If you have already started the dissertation process, your start date should be estimated around the time that you completed comprehensive exams.The phase headings are generated from an advice article written by Dr.
Statistics Solutions offers a free Interactive Dissertation Timeline to be used in planning the dissertation development process. Please keep in mind that this timeline is to be used as a loose estimate; you should always refer to your chairperson/committee for setting completion dates. James Lani has also included a detailed description of each major stage of the dissertation development and his professional suggestions on how to best complete them in a timely manner.
This information has been generated from over 20 years of experience in assisting Ph. Enter your start and end dates in the form provided to generate your interactive dissertation timeline.
The appropriate structure for each of these quantitative research questions is set out below: There are six steps required to construct a descriptive research question: (1) choose your starting phrase; (2) identify and name the dependent variable; (3) identify the group(s) you are interested in; (4) decide whether dependent variable or group(s) should be included first, last or in two parts; (5) include any words that provide greater context to your question; and (6) write out the descriptive research question. In the first example, the dependent variable is daily calorific intake (i.e., calories consumed per day).
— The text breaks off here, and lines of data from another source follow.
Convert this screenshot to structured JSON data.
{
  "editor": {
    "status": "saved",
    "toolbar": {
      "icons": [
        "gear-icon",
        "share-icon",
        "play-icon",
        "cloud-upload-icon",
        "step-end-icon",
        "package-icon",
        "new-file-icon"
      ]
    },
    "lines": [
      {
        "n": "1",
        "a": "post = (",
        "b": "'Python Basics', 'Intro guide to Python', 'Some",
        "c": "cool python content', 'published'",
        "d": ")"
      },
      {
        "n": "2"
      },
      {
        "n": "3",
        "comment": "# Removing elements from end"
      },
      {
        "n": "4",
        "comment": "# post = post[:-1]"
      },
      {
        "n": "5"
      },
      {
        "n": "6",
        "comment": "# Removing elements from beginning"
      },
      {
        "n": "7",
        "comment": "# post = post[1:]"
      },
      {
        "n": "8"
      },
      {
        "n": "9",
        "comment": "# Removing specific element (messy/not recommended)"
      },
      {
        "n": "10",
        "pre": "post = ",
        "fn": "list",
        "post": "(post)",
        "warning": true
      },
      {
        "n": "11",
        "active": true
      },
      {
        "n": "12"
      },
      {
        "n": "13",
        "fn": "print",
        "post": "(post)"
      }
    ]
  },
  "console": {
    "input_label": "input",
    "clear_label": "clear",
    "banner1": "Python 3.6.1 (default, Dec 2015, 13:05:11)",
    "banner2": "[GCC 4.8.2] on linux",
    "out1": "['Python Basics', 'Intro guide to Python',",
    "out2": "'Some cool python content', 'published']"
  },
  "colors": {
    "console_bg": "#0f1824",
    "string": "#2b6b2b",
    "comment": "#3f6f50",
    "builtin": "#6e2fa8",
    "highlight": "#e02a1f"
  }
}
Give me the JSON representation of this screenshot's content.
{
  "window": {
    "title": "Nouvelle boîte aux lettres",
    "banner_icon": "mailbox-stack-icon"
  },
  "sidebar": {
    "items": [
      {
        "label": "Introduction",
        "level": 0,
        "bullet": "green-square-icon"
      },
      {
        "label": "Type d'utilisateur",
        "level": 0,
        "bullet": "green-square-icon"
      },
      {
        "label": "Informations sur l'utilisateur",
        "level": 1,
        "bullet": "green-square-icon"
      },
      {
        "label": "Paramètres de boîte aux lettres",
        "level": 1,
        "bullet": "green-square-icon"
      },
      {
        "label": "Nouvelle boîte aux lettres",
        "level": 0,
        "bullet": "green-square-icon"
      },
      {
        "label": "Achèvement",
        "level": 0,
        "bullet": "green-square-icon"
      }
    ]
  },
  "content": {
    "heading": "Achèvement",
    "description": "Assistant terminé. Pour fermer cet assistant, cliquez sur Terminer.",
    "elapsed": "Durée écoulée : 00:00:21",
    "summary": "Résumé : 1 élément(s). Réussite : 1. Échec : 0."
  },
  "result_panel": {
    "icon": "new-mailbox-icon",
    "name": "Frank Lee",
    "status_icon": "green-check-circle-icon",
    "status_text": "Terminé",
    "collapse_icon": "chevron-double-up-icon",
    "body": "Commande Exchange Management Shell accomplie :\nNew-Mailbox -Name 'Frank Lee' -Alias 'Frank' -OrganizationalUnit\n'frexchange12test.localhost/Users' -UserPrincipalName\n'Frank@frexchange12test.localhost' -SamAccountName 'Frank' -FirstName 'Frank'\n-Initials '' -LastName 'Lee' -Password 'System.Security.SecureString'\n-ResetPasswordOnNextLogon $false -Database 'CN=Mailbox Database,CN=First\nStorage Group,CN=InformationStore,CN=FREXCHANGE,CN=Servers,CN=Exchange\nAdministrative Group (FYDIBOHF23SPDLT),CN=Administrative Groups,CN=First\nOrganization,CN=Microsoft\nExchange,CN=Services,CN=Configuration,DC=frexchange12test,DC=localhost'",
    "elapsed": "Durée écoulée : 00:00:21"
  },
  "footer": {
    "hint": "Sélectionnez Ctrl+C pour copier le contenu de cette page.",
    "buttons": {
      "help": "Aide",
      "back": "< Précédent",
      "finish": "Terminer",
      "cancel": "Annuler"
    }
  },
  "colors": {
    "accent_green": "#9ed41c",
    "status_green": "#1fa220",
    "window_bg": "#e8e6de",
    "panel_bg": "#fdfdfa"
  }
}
Each of these steps is discussed in turn: You can start descriptive research questions with any of the following phrases: How many? Clearly, this descriptive research question is asking us to measure the number of calories American men and women consume per day.
In most undergraduate and master's level dissertations, you are only likely to measure and manipulate variables.
You are unlikely to carry out research that requires you to control for variables, although some supervisors will expect this additional level of complexity.
Therefore, in order to know how to structure your quantitative research question, you need to start by selecting the type of quantitative research question you are trying to create: descriptive, comparative and/or relationship-based.
Whether you are trying to create a descriptive, comparative or relationship-based research question, you will need to identify the different types of variable that you are trying to measure, manipulate and/or control.
However, sometimes a descriptive research question is not simply interested in factors that influence the career choices of Australian university students?
In the first example, the research question is not simply interested in the daily calorific intake of American men and women, but what percentage of these American men and women exceeded their daily calorific allowance.